Will Cold Weather Beat the Drum?
Location: Potomac River
With a cold front blowing across the water on Thursday morn, I fished from Liverpool Point to Sandy Point on the Potomac. The catfish bite had slowed. I caught ten cats (4 blues and 6 channels). The channels were hanging off the old Liverpool steamboat landing. I had to run my trusty electric skiff up to Sandy Point (looks like an old railway there) to catch the blues. I released 3 of the smaller channel cats. I'm now targeting 5-20 pound fish.
Mallows Bay is such a great place to ramp your boat. There is very good shore fishing from the old concrete side of the cofferdam. Canoes, kayaks, and trailerable boats all have a place to launch. While waiting for the bites, you can watch Bald Eagles, Blue Herons, and countless bird species fly overhead. Also, the helicopters from Quantico can be seen making their rounds. Between the national bird and our U.S. Marines buzzing overhead and across the Potomac, freedom rings loud and clear.
During the week, I pretty much have the place to myself which is OK by me but if I were you, I'd do a Google search on [Mallows Bay] take the day off and enjoy this good crisp weather at Mallows Bay before the Big Chill arrives. This advice applies especially to the DNR employees who teamed up with the Charles County Commissioners to make such an outstanding facility available to the public. You deserve to take pride in this unique public landing. As boaters and anglers, we paid for these ramps. The price of fuel may be high but kayaks, canoes, and electric skiffs are affordable to operate. A day on the water could be cheaper than working (at least in the business I used to run).
I did catch a few white perch and a small red drum that literally froze up when it hit the surface. Then it regained it's composure and took off when I released it.

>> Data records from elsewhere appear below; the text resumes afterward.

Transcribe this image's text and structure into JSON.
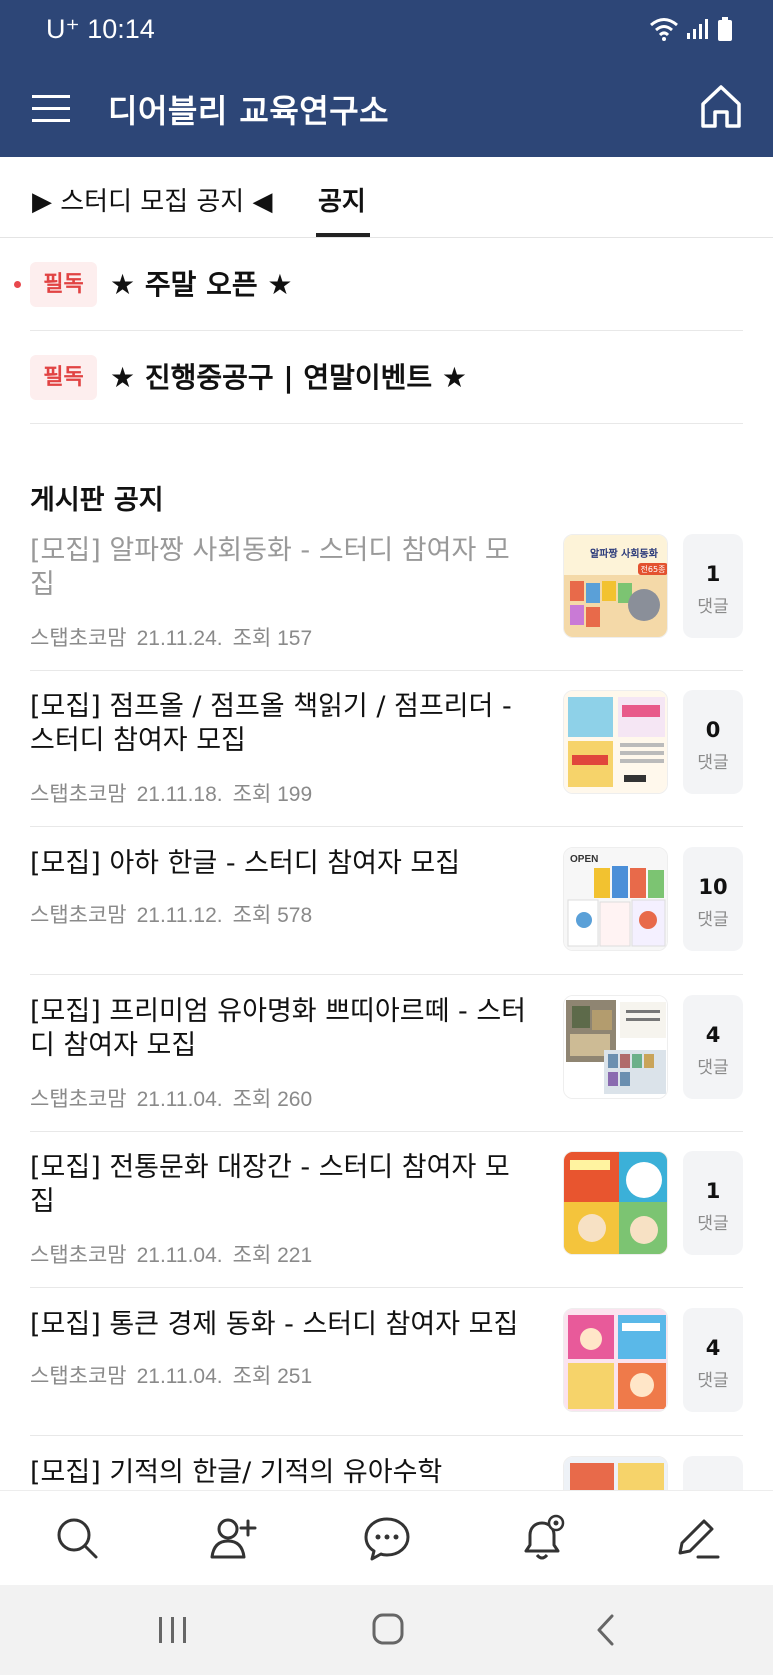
{
  "status_bar": {
    "carrier": "U⁺ 10:14"
  },
  "header": {
    "title": "디어블리 교육연구소"
  },
  "tabs": [
    {
      "label": "▶ 스터디 모집 공지 ◀"
    },
    {
      "label": "공지",
      "active": true
    }
  ],
  "pinned": [
    {
      "badge": "필독",
      "title": "★ 주말 오픈 ★",
      "unread": true
    },
    {
      "badge": "필독",
      "title": "★ 진행중공구 | 연말이벤트 ★",
      "unread": false
    }
  ],
  "section_title": "게시판 공지",
  "posts": [
    {
      "title": "[모집] 알파짱 사회동화 - 스터디 참여자 모집",
      "author": "스탭초코맘",
      "date": "21.11.24.",
      "views": "조회 157",
      "comments": "1",
      "comment_label": "댓글",
      "read": true
    },
    {
      "title": "[모집] 점프올 / 점프올 책읽기 / 점프리더 - 스터디 참여자 모집",
      "author": "스탭초코맘",
      "date": "21.11.18.",
      "views": "조회 199",
      "comments": "0",
      "comment_label": "댓글",
      "read": false
    },
    {
      "title": "[모집] 아하 한글 - 스터디 참여자 모집",
      "author": "스탭초코맘",
      "date": "21.11.12.",
      "views": "조회 578",
      "comments": "10",
      "comment_label": "댓글",
      "read": false
    },
    {
      "title": "[모집] 프리미엄 유아명화 쁘띠아르떼 - 스터디 참여자 모집",
      "author": "스탭초코맘",
      "date": "21.11.04.",
      "views": "조회 260",
      "comments": "4",
      "comment_label": "댓글",
      "read": false
    },
    {
      "title": "[모집] 전통문화 대장간 - 스터디 참여자 모집",
      "author": "스탭초코맘",
      "date": "21.11.04.",
      "views": "조회 221",
      "comments": "1",
      "comment_label": "댓글",
      "read": false
    },
    {
      "title": "[모집] 통큰 경제 동화 - 스터디 참여자 모집",
      "author": "스탭초코맘",
      "date": "21.11.04.",
      "views": "조회 251",
      "comments": "4",
      "comment_label": "댓글",
      "read": false
    },
    {
      "title": "[모집] 기적의 한글/ 기적의 유아수학",
      "author": "",
      "date": "",
      "views": "",
      "comments": "",
      "comment_label": "",
      "read": false
    }
  ],
  "thumb_labels": {
    "t1_title": "알파짱 사회동화",
    "t1_badge": "전65종",
    "t3_label": "OPEN"
  },
  "colors": {
    "header_bg": "#2d4677",
    "badge_text": "#e14343",
    "badge_bg": "#fdeeee"
  },
  "icons": {
    "bottom_nav": [
      "search-icon",
      "add-member-icon",
      "chat-icon",
      "notification-settings-icon",
      "write-icon"
    ],
    "system_nav": [
      "recent-apps-icon",
      "home-icon",
      "back-icon"
    ]
  }
}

Questions to DNR: What is the lowest temperature red drum (channel bass) can safely survive? Will the millions of red drum presently here be able to survive a harsh winter in the Chesapeake Bay tributaries or do they need to migrate into the Atlanic prior to cold weather settling in? I've seen what a cold snap does in the Florida backcountry. That would be a shame to see in the Chesapeake. Plus, those fish should be some fine catching if they can make it through the winter.
Instead of more catfish pics, I am posting a channel bass doubleheader caught on Mike Henderson's boat last week below the Target Ship. Catch 'em now. The Big Chill is coming!

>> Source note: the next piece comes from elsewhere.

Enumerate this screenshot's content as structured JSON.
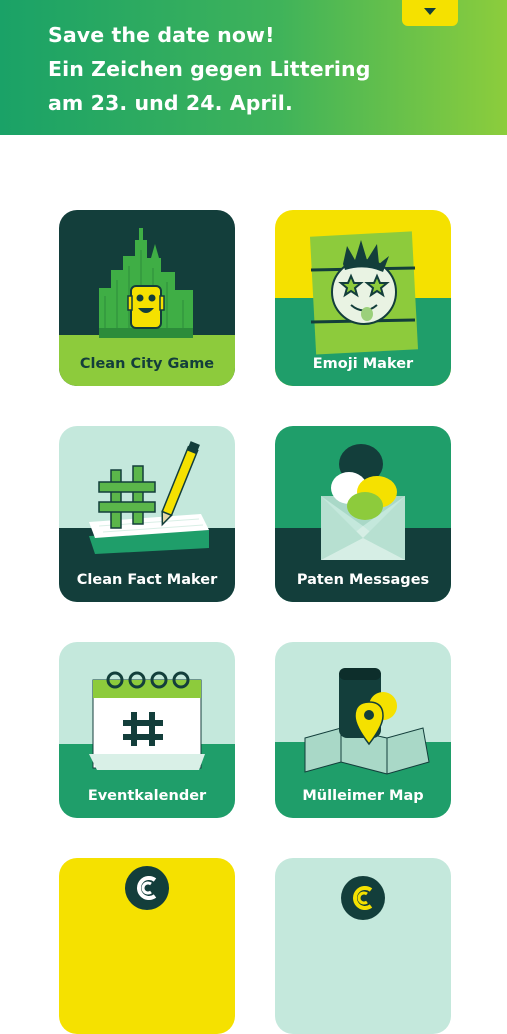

DNR Response: Red drum migrate out of Chesapeake Bay each year, generally in late fall. The fish we are seeing this year may or may not return over the next couple of years. Once they reach 24 to 36 inches they will become mature and join the spawning stock that primarily remains offshore. When we have experienced increased numbers of juveniles in the past, we have not seen the fish come back in following years, but one can hope. The fish we have here now are primarily 1 year olds. We do not know what causes these fish to come up this far every so often. Juveniles generally will utilize estuaries, so if we were to have a mild winter, a portion of the fish we have here now may move over winter in Virginia’s portion of the bay and return, but I would expect the majority to leave the Bay and end up in NC. Laboratory studies indicate mortality is possible at 42 degrees F but most fish survived temperatures below 40 degrees (temperature tolerance is effected by other water quality parameters, such as salinity), and red drum have been collected alive in temperatures as low as 35 degrees F in the wild. Fifty degrees F is considered the low end of the preferred temperatures, and most individuals will seek warmer water when temperatures get that low.